Taylor was accused of raping the 12-year-old girl in May, 1975, in Springdale, Arkansas. The girl was a family friend and Clinton has acknowledged in her past 2003 memoir, Living History, the difficulties the case provided her having just moved to Fayetteville to run the University of Arkansas’ new legal aid clinic.
“This guy was accused of raping a 12-year-old.
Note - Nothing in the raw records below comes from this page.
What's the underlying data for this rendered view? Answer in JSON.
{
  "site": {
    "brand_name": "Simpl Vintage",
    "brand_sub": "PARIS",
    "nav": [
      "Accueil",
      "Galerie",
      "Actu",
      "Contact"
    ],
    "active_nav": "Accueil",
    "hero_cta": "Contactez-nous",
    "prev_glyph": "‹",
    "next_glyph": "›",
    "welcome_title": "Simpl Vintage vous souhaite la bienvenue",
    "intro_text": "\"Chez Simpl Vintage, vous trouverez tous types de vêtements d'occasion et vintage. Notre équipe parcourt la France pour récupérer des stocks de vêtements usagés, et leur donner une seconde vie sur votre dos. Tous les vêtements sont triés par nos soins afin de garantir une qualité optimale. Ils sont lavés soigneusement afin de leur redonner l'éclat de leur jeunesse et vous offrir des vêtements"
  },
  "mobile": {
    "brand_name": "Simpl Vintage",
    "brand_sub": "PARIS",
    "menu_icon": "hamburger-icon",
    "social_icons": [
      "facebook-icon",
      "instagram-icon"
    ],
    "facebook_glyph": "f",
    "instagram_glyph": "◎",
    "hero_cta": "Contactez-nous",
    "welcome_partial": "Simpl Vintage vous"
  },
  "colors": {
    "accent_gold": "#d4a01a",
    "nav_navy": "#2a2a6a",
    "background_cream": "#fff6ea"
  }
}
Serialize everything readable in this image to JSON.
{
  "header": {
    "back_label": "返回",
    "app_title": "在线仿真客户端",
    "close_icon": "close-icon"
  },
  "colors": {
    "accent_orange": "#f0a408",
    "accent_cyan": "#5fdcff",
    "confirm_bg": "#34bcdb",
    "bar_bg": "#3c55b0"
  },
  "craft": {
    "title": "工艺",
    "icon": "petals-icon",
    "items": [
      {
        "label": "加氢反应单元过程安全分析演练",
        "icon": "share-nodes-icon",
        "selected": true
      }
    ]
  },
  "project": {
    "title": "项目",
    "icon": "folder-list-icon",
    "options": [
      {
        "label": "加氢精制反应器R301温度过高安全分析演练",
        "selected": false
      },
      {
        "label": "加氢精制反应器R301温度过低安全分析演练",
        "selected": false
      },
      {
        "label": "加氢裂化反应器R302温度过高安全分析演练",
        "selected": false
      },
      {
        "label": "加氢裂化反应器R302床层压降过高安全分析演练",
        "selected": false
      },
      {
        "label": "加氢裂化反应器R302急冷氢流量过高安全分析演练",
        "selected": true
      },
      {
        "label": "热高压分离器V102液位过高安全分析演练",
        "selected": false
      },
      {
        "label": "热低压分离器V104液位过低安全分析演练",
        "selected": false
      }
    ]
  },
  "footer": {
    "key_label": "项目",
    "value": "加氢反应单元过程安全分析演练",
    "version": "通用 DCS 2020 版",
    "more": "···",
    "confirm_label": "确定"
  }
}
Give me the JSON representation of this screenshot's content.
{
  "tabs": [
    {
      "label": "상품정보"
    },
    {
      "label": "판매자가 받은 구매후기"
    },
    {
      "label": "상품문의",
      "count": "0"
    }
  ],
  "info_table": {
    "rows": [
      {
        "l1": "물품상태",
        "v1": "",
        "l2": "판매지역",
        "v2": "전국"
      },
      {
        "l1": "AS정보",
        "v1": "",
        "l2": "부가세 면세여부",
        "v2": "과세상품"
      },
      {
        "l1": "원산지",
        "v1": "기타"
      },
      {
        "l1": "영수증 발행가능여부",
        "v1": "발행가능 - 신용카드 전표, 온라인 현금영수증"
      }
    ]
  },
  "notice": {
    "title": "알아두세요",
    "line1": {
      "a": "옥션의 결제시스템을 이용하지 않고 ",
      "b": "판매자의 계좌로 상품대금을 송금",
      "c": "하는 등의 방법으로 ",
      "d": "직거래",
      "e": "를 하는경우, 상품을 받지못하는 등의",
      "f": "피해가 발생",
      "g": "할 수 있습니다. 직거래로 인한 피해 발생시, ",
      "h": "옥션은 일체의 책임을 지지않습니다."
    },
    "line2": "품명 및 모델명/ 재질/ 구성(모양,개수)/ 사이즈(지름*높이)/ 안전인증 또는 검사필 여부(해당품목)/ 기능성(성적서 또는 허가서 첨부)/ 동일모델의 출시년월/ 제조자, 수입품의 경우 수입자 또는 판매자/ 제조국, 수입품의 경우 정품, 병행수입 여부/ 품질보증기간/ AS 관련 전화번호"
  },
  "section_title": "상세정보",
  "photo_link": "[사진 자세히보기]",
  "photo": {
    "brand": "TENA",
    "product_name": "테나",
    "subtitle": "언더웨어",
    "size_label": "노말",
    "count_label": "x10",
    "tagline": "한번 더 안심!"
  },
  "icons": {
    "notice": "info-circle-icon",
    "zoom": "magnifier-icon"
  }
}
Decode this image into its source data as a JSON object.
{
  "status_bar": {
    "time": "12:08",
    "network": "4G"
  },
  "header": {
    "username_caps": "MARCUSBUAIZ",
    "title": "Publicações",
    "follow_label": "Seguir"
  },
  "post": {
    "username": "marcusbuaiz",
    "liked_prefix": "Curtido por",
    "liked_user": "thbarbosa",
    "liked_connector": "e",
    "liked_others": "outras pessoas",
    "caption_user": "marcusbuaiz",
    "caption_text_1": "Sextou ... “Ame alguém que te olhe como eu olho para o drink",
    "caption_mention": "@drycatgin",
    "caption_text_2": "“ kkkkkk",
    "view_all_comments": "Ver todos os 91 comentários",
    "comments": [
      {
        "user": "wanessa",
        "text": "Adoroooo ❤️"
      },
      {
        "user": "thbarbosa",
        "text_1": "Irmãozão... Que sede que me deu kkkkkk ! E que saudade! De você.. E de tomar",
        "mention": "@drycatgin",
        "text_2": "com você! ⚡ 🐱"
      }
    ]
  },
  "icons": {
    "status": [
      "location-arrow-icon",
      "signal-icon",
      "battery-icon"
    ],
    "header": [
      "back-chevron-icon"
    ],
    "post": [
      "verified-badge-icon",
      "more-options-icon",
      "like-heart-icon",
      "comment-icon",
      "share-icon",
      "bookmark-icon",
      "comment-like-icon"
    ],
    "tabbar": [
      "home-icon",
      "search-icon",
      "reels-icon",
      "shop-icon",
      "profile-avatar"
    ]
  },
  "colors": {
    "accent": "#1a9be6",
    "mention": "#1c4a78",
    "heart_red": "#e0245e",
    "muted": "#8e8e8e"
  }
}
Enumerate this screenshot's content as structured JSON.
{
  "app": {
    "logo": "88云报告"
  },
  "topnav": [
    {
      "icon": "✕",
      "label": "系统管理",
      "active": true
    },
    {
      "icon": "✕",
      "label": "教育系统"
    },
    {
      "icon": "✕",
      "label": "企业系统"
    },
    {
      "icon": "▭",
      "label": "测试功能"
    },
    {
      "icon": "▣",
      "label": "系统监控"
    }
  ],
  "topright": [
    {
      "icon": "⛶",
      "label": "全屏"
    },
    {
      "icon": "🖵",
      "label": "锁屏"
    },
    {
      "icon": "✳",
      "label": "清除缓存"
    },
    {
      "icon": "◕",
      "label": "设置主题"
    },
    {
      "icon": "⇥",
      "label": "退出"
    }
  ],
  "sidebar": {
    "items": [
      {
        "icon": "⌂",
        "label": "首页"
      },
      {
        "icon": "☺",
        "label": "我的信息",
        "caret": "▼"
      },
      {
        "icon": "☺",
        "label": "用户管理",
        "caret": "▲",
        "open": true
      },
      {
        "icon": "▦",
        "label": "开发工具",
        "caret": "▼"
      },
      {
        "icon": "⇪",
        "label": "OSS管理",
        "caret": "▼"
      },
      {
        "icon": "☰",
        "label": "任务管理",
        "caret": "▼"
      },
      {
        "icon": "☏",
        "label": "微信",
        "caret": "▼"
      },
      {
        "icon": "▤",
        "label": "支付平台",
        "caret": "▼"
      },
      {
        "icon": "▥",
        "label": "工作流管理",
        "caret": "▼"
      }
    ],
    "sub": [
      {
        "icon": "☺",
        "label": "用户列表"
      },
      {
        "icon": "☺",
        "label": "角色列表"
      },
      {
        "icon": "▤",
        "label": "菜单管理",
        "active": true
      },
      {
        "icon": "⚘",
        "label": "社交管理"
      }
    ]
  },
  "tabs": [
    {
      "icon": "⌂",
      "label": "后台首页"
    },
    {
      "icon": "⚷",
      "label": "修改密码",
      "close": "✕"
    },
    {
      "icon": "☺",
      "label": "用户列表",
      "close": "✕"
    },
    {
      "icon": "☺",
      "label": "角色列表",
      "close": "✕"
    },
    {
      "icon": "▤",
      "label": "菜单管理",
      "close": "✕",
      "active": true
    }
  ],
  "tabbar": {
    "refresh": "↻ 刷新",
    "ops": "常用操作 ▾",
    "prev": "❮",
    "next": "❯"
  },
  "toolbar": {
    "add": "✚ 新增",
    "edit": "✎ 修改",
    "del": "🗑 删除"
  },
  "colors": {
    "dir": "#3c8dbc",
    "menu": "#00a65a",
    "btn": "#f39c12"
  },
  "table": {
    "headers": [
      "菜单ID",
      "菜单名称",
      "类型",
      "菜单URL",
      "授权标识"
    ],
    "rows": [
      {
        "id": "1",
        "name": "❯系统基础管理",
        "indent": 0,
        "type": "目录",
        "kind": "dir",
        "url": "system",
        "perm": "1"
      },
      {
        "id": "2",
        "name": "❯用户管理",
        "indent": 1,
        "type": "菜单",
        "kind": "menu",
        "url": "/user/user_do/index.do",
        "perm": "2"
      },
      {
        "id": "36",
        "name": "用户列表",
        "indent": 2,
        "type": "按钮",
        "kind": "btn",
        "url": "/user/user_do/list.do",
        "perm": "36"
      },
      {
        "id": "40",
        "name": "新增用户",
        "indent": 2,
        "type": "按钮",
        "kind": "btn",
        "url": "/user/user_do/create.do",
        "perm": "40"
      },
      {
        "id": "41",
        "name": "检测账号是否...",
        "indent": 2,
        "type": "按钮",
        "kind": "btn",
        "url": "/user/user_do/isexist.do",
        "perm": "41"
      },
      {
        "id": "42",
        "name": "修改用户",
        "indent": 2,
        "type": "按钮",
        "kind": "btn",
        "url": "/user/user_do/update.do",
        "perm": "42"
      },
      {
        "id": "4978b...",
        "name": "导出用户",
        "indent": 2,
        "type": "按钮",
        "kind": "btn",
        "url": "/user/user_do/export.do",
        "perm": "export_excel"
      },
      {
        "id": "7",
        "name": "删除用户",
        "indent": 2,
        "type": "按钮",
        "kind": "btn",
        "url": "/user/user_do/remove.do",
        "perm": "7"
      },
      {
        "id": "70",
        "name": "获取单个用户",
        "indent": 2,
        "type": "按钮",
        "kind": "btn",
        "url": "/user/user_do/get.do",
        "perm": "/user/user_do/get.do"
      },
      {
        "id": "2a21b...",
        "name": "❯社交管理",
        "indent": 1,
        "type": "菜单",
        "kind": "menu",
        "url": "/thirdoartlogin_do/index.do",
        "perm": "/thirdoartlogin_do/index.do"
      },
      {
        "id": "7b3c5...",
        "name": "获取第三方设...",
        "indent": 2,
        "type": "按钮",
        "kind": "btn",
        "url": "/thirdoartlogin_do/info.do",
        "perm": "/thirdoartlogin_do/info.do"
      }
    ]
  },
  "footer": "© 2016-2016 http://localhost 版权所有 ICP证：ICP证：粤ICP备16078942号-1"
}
Course he claimed that he didn’t, and all this stuff,” says Clinton.
However, what is most shocking is the breezy manner in which she discusses her clients’ crime and the offhand way in which she questions his innocence. “I had him take a polygraph, which he passed – which forever destroyed my faith in polygraphs,” she says with a laugh.
Indeed, Clinton laughs during several different parts of the interview – especially when she discusses the forensic lab destroying key evidence – which led to Taylor getting away with the crime.
But Ronald rotunda, a professor of legal ethics at Chapman University, told the Washington Free Beacon, “We don’t have to believe the client is innocent…our job is to represent the client in the best way we can within the bounds of the law.”
However, he did raise the possibility that Clinton may have breached the attorney-client privilege by discussing the case so openly. “You can’t do that,” he said. “Unless the client says: ‘You’re free to tell people that you really think I’m a scumbag and the only reason I got a lighter sentence is because you’re really a clever lawyer.”
Taylor was accused of plying the girl with whisky and coke and raping her in his car that evening. Part of the prosecution case against him was the testimony of the girl, two witnesses who saw them together and a “pair of men’s undershorts taken from the defendant herein.”
Crucially, even though Clinton was attacking the credibility of the girl’s character, it was the underwear that allowed her client to walk free. “You know, what was sad about it,” Clinton told Reed, “was the prosecutor had evidence, among which was Taylor’s underwear, which was bloody.”
However, the crime investigation lab failed to handle the evidence correctly. “The crime lab took the pair of underpants, neatly cut out the part that they were gonna test, tested it, came back with the result of what kind of blood it was what was mixed in with it – then sent the pants back with the hole in it to evidence,” said Clinton. “Of course the crime lab had thrown away the piece they had cut out.”
Jumping on this error, Clinton had the underwear taken to a renowned New York City forensic expert for confirmation that this evidence was now comprised. “The story through the grape vine was that if you could get this investigator interest in the case then you had the foremost expert in the world willing to testify, so maybe it came out the way you wanted it to come out,” she said.
“Well this guy’s ready to come from New York to prevent this miscarriage of justice,” said a laughing Clinton on the tape describing her conversation with the Arkansas prosecutor.
In his opinion there was not enough blood on it to test and this ultimately caused Judge Maupin Cummings to decide that offering Taylor a plea deal would be the best option.
Taylor, who died in 1992, pleased guilty to unlawful fondling of a child and was sentenced to one year in prison, which was reduced to two months for time served.
However, her cavalier attitude to the rape case comes just over six months after she was honored by the Children’s Defense Fund at its 40th anniversary soiree last September at the Kennedy Center. And, ironically, the trial was instrumental in Clinton co-founding the first rape crises hotline in Fayetteville.
The Free Beacon tracked down the victim, now aged 52, who still lives in Fayetteville. She said that she was divorced and an addict to methamphetamines and was in prison for check forgery to pay for her drugs.
She expressed hostility towards Clinton for getting her rapist off and said her life has been miserable since.